Great Saves event reunites thankful patients, caregiversby Jill Clendening Jan. 11, 2018, 9:19 AM
Although he was in a deep coma, Fort Campbell soldier Marshal Castillo is convinced that hearing nurses speaking his name, feeling them touching him and explaining their daily care routines was what kept him tethered, clinging to life in the intensive care unit so he could continue healing.
“Being comatose is not an absence of presence, so the nurses physically touching me, talking to me — just being there — helped me feel just a little less scared,” said Castillo, who spent 27 days in the Surgical Intensive Care Unit (SICU) at Vanderbilt University Medical Center (VUMC). “The compassion, the caring and the level you’re willing to go to for someone going through what I went through, that is invaluable. You guys get patients that are in the worst states and somehow you love them and care for them like they’re your own family.”
Castillo, who had just returned from a deployment with his Fort Campbell-based military unit when he became ill, has since been diagnosed with Ehlers-Danlos syndrome type IV. The genetic vascular-connective tissue disorder caused a life-threatening perforation of his small intestine.

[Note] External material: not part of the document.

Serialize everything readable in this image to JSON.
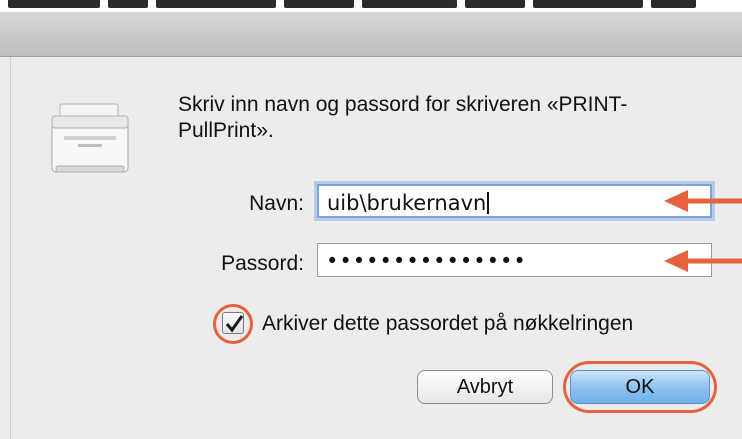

He and other former patients of the SICU and the Trauma Intensive Care Unit (TICU) at VUMC recently returned to the adult hospital to share their continued recoveries and their gratitude with those they credit with saving their lives.
Castillo’s story, as well as the stories of other patients who have recovered from critical illness or trauma, are featured on a Great Saves display along a SICU hallway.

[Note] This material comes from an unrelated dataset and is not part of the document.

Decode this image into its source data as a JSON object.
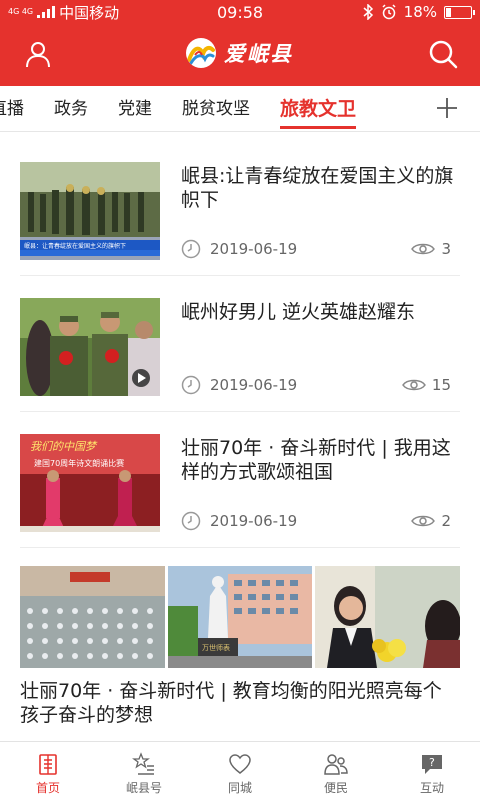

One of Castillo’s physicians was Addison May, MD, medical director of the SICU, who was there to greet him during the Great Saves luncheon and discussion at the SICU.
“This is an important day for a number of reasons,” May said. “Many care providers never get to see the critically ill patients they care for after they’re better. The way the human brain works, you tend to store the negatives. Nurses and intensivists just assume a sick person never got better. That’s often the lasting image they have. It creates a skewed mindset.
“We originally created the Great Saves display some time ago for the staff, but patients’ families really benefit from it as well. It’s helpful for them to see that their critically ill loved ones really can get better.”
Janice Strawn, 64, and her husband, Max, were thrilled to see Tanna Walker, RN, one of the event’s organizers. Following lung surgery, Janice Strawn was being prepared for transport from VUMC to a rehabilitation facility when her blood pressure plummeted and her heart stopped. Walker jumped into action.
“Tanna gave me CPR,” Strawn said, smiling while she gripped Walker’s hand. “She broke every bone in my chest, but she saved my life. I’d like to be mad at her, but I can’t be. I’m alive because of her.”
“Janice and I have been married 48 years,” said Max. “If it hadn’t been for Tanna, she wouldn’t be here. I want to thank all the nurses. They let family members come up and stay with Janice, which was good for everyone.”
In January 2016, Fort Campbell pilot Steve Schroeder became a passenger on a LifeFlight air ambulance after his helicopter crashed during training. His injuries were numerous: a spinal fracture and broken neck, ribs, arm and foot, as well as a brain injury, burns and a lacerated liver.
Because his injuries were so severe, Schroeder said he doesn’t remember most of his time at VUMC, and delirium had blurred the line between reality and fiction.
“I was told I need to thank Dr. G,” he said, referring to Oscar Guillamondegui, MD, associate professor of Surgery and medical director of the TICU.
“It’s been really great for me to come back, see some familiar faces and thank them from a much more calm perspective,” said Sarah Schroeder, Steve’s wife. “It’s also nice for me and my husband to see the other members of the panel — the patients. We’re all at different stages of life, different stages of recovery. Seeing how people navigate that and create a new, meaningful life is good for us.”
Lindsey Powell, RN, a nurse in the SICU, cried when she spotted one of her former patients in the room.
“I was in the rooms of some of these patients 48 to 72 hours taking care of them, so to see the long-term outcome is just amazing,” Powell said. “It makes you know what you do every day makes a difference.”